Task to carry out
Search the entries for the word "JSON" and copy each line that has it.

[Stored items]
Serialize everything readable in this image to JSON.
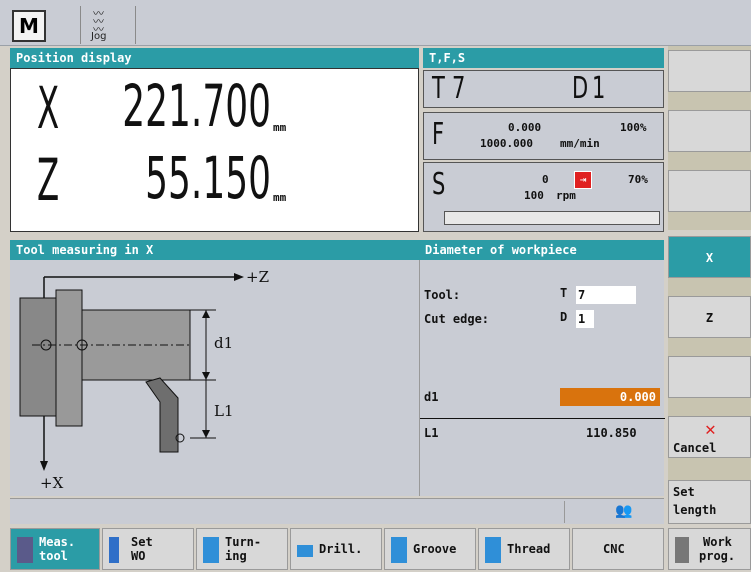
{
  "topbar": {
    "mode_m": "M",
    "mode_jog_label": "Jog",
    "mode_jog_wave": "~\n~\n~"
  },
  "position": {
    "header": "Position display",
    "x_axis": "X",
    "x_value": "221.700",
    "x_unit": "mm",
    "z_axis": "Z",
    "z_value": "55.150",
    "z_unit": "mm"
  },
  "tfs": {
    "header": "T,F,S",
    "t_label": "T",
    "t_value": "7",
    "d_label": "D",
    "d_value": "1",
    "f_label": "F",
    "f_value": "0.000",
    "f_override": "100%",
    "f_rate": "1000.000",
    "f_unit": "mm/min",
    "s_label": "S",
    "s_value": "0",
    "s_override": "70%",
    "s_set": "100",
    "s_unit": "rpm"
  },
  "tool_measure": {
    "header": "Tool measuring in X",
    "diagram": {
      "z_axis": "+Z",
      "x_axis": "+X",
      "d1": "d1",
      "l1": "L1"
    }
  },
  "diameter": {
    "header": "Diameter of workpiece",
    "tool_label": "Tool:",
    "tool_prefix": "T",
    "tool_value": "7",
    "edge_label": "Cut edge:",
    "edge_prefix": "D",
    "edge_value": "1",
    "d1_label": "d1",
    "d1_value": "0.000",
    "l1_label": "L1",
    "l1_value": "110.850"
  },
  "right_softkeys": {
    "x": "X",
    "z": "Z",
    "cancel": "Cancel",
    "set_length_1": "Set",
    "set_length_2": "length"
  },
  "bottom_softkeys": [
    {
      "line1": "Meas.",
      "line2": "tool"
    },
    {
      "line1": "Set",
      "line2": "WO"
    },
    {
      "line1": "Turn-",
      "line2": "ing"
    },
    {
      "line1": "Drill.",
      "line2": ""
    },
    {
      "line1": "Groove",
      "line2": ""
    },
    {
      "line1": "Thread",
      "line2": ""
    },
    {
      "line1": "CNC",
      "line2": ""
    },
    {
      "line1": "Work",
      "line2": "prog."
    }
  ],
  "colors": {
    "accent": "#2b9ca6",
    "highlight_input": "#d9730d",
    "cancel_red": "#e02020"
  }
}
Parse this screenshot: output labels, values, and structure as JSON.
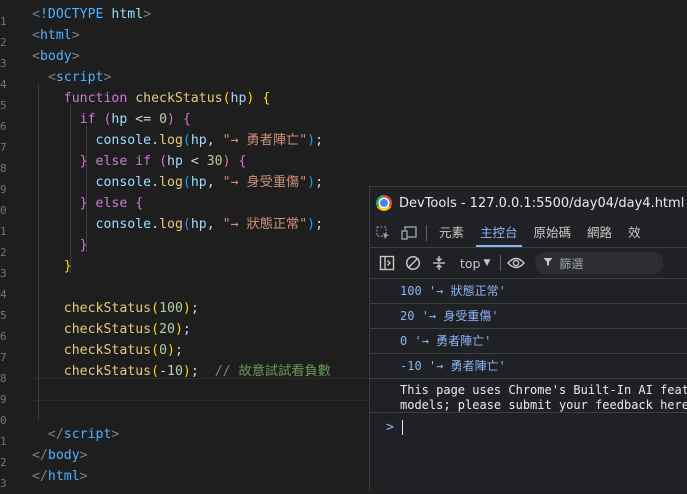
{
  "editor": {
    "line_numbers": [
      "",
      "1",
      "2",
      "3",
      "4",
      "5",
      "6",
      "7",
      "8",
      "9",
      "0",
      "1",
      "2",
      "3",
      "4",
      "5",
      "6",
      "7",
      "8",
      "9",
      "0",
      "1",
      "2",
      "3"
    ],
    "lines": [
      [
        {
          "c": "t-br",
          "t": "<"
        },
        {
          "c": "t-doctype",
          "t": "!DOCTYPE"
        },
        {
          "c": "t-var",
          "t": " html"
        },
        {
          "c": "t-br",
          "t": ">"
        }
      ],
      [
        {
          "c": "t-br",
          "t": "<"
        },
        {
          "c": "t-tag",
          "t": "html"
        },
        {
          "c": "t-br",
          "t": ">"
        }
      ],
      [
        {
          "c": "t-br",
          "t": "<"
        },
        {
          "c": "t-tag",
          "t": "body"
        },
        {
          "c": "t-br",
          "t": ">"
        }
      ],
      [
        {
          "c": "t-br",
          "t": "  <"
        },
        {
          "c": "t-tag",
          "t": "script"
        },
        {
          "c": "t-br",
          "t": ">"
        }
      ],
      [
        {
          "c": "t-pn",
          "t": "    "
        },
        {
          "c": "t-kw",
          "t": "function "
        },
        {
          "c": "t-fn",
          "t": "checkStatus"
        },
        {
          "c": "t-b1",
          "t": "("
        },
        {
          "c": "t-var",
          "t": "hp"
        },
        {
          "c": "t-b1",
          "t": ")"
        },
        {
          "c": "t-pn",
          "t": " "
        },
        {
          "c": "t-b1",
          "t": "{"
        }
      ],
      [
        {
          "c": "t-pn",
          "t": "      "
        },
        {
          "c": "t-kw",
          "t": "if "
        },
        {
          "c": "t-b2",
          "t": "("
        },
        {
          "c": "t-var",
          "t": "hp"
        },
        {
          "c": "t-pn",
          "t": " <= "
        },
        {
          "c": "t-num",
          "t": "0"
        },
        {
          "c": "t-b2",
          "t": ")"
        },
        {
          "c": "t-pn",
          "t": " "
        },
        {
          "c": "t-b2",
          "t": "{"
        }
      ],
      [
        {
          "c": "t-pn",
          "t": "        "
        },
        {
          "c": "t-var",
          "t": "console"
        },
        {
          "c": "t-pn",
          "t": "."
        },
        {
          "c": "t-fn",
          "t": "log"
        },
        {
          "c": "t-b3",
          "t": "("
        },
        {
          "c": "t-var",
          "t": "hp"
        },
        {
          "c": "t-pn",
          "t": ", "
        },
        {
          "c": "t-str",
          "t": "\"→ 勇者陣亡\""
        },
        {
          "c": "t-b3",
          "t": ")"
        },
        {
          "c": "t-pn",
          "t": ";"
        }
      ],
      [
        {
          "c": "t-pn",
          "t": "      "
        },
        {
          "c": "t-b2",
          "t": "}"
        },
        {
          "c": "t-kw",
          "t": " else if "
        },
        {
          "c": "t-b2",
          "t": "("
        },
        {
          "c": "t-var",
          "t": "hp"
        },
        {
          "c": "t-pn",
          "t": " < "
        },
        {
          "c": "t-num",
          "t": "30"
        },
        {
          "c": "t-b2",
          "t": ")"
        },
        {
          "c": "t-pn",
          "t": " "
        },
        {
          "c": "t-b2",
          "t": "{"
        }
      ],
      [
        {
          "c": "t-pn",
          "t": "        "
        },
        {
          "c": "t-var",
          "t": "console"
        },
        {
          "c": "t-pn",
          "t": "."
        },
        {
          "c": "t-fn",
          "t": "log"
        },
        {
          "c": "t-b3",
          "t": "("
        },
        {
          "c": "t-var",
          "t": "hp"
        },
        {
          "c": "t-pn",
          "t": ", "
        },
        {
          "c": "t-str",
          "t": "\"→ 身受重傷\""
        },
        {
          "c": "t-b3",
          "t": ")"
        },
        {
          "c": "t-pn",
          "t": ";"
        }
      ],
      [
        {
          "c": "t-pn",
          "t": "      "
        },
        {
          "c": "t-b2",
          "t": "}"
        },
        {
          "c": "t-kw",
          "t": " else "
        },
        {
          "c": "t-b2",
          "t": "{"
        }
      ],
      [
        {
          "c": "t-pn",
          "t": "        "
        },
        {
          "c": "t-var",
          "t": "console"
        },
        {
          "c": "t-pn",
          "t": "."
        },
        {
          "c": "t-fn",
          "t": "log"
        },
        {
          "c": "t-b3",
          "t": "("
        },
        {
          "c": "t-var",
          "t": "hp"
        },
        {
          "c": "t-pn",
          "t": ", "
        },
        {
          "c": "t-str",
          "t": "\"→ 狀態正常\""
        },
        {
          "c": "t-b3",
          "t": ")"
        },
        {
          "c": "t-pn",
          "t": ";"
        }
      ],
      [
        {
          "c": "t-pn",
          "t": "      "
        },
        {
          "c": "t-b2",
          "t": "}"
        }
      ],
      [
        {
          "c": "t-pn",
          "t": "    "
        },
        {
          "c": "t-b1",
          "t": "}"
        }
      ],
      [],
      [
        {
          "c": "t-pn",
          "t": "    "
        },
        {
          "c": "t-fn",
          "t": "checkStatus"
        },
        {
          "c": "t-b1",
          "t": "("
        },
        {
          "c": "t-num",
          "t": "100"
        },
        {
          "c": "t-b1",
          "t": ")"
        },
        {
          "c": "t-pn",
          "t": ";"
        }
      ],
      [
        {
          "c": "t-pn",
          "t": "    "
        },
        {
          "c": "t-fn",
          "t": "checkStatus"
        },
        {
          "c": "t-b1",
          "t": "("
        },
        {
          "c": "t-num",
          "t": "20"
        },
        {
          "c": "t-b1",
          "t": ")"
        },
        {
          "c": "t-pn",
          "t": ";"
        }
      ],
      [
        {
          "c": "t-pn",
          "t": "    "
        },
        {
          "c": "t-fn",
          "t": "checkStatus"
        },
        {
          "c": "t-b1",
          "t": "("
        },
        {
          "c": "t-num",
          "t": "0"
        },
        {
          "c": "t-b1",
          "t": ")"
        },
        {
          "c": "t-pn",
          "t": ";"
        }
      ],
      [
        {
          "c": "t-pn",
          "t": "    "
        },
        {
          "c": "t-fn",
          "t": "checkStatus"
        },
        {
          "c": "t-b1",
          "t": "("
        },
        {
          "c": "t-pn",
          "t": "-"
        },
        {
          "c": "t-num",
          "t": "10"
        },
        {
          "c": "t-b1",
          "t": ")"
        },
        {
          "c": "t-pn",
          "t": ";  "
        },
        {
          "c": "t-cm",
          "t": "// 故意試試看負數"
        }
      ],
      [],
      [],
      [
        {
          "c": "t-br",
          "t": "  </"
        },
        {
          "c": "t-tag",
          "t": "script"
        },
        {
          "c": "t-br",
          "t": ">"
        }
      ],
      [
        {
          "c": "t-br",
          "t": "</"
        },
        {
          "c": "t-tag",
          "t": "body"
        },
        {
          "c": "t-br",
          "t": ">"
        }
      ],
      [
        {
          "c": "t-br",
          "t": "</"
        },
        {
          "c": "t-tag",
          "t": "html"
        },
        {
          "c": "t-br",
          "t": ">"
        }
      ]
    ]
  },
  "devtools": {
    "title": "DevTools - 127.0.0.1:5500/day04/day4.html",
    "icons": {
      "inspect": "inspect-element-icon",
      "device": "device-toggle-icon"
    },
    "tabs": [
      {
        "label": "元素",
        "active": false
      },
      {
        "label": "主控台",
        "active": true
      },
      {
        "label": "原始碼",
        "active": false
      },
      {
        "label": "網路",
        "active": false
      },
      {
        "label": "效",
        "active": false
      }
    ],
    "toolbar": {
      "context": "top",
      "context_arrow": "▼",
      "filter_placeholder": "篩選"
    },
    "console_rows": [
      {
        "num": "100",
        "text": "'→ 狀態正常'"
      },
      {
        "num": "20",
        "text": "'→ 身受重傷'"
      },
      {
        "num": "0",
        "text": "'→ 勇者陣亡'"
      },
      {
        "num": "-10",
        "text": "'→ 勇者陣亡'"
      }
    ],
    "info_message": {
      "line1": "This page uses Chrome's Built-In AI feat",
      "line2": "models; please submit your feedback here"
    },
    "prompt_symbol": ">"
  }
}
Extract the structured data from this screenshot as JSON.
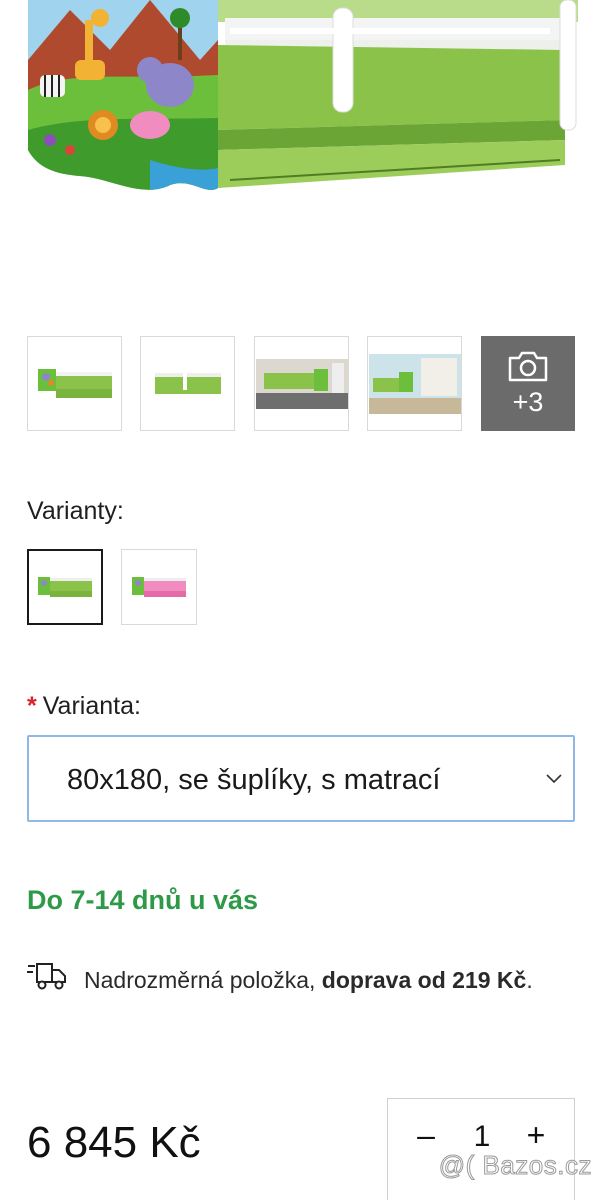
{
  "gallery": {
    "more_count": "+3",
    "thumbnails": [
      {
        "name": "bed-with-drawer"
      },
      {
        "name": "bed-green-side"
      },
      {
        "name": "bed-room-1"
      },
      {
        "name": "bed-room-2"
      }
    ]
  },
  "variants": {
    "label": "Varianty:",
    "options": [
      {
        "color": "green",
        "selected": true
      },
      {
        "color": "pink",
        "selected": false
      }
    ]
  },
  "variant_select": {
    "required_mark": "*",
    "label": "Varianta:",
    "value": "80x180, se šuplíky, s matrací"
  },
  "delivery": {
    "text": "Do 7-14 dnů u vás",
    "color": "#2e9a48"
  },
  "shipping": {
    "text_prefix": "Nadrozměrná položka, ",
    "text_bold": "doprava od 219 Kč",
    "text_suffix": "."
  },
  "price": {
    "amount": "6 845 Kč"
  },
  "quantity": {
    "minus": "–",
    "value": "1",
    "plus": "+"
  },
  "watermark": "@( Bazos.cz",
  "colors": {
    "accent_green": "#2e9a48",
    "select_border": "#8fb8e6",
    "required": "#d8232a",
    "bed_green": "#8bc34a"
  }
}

Written answer
Serialize everything readable in this image to JSON.
Parse this screenshot: output labels, values, and structure as JSON.
Extract the structured data from this screenshot as JSON.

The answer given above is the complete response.